Roll on a year and in similar snowy weather I was able to get a brief preview of “atmosphere: exploring climate science”, a new gallery that will open in London’s Science Museum this week. The gallery has been in the planning for some two years so is not a direct response to the events leading up to COP 16, although as a member of the advisory panel which met many times as the gallery content came together, there is no doubt that we were very mindful of these events in sharing our views on the content that the staff at the museum were proposing to put on display. When we first met in 2009 I don’t think anybody imagined that the centrepiece exhibits would be an ice core from Antarctica or an original Keeling flask (below), but there they are proudly displayed for all to see in South Kensington.

The focus of the gallery is not climate change as such, but a real exploration of the composition of the atmosphere, the global carbon cycle, the greenhouse effect and the paleoclimate record. The backdrop to this is the scientific process of painstaking data collection (e.g. the Keeling flask), analysis and finally presentation of results for all to comment on, deliver opinion and reach a conclusion. It’s a beautiful gallery to visit, with subtle lighting, excellent use of video technology and the open offer to interact with the subject through an array of learning stations and fixed exhibits.

I can highly recommend a visit. If you can’t, then at least visit the website, which will feature much of the content in an on-line format.

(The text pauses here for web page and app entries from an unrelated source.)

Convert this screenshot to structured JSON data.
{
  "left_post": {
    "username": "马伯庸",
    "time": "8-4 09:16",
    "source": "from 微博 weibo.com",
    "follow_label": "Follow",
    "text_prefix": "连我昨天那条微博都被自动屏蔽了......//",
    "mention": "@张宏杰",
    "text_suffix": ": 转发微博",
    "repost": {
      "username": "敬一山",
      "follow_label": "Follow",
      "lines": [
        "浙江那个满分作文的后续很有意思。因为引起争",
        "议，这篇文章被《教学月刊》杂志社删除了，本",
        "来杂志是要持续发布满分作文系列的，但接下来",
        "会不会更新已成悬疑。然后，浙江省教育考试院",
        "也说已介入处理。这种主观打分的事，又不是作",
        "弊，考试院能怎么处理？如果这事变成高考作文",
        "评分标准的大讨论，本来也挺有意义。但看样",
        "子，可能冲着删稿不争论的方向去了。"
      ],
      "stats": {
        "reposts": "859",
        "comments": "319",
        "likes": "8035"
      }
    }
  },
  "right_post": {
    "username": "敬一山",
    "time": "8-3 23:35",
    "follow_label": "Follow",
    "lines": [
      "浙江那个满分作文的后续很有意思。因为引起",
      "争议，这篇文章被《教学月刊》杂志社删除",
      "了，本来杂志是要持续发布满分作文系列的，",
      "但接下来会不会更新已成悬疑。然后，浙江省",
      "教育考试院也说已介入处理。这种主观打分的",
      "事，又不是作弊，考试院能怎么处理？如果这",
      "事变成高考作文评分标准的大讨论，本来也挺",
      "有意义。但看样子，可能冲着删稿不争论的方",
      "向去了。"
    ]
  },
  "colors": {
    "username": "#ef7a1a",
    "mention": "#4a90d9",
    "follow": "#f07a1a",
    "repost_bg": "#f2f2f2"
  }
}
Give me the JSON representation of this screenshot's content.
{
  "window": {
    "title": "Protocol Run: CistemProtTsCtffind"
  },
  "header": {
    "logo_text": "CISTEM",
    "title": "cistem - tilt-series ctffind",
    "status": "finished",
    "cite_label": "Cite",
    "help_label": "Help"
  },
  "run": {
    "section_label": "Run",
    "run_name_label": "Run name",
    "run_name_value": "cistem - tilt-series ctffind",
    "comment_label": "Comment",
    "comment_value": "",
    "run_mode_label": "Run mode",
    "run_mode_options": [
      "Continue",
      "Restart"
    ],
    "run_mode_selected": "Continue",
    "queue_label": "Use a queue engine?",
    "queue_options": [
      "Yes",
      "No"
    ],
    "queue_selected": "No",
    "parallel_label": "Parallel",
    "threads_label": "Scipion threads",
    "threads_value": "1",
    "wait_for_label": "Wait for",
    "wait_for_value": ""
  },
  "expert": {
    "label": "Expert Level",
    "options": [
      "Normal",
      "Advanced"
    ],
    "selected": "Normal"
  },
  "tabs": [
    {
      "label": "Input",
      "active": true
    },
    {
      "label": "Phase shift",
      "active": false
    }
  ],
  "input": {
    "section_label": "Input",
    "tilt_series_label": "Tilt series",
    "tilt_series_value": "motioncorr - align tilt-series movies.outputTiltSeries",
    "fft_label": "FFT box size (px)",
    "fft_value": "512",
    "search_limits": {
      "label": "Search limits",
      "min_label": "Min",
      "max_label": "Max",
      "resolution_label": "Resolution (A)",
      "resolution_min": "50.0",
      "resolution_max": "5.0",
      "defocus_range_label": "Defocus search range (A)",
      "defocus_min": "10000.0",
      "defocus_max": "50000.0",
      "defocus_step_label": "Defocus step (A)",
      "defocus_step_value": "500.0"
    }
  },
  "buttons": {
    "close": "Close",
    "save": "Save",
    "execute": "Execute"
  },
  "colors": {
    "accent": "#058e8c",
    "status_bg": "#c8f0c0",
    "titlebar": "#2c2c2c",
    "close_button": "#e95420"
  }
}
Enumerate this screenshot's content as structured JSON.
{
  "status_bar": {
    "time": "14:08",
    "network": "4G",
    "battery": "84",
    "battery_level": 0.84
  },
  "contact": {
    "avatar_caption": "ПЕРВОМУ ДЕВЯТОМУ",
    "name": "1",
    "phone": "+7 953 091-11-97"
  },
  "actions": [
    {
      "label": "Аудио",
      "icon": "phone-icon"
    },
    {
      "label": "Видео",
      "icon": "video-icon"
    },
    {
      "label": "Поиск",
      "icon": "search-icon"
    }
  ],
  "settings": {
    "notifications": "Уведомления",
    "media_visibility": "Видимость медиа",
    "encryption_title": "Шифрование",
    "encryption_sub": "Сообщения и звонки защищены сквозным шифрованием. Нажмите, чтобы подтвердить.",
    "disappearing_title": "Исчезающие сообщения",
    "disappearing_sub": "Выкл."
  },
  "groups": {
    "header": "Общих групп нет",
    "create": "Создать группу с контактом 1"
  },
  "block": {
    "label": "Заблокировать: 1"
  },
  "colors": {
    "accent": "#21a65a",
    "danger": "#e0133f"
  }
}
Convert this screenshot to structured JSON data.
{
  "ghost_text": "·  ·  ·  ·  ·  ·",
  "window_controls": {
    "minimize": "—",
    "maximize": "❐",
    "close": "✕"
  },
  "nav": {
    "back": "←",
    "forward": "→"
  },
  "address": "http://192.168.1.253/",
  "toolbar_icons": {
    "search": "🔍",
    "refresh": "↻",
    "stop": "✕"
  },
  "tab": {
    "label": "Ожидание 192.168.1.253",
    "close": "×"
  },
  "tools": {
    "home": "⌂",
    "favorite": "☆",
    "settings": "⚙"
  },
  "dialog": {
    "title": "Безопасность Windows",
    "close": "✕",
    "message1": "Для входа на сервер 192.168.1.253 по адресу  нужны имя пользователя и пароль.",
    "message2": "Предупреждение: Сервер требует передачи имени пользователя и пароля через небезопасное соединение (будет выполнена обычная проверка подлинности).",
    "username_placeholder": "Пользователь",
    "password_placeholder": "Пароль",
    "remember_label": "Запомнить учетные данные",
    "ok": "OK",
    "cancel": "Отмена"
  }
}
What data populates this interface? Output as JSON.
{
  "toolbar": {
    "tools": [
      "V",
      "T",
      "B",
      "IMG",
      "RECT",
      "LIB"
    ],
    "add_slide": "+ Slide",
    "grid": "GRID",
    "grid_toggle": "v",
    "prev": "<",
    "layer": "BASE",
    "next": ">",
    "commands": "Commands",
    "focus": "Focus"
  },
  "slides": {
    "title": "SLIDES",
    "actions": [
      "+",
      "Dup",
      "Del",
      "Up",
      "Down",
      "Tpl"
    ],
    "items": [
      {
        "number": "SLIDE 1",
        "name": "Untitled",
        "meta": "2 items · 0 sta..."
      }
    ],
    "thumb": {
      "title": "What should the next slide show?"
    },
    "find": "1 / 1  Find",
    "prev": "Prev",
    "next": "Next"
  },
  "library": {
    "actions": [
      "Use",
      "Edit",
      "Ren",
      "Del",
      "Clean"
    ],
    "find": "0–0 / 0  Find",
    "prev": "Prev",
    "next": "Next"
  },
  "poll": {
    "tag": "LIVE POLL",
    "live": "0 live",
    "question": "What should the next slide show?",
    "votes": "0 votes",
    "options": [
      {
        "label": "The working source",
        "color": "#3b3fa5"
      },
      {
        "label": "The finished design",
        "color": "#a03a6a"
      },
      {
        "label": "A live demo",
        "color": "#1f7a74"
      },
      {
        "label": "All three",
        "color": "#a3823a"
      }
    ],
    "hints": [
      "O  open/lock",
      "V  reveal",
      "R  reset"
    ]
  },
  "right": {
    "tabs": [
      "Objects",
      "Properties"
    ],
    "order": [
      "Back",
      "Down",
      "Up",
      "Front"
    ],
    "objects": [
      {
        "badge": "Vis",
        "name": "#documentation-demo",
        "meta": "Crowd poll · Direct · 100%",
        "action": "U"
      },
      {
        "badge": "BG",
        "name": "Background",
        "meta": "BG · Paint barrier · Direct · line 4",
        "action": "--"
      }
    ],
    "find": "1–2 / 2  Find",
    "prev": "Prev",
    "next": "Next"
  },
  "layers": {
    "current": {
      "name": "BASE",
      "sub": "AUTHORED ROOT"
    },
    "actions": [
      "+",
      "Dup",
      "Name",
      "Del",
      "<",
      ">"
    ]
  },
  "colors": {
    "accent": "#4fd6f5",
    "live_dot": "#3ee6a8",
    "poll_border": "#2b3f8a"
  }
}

As an aside, the Science Museum is not the only UK institution that has taken up the challenge of helping people understand this important subject. Recently the Royal Society has put together an excellent publication which seeks to explain the fundamentals behind the changes underway, rather than immediately postulate a world of floods, storms and droughts. In combination with the “atmosphere” exhibit, it offers the opportunity for people to revisit this subject and hopefully come away with a clearer view on the need for and type of response.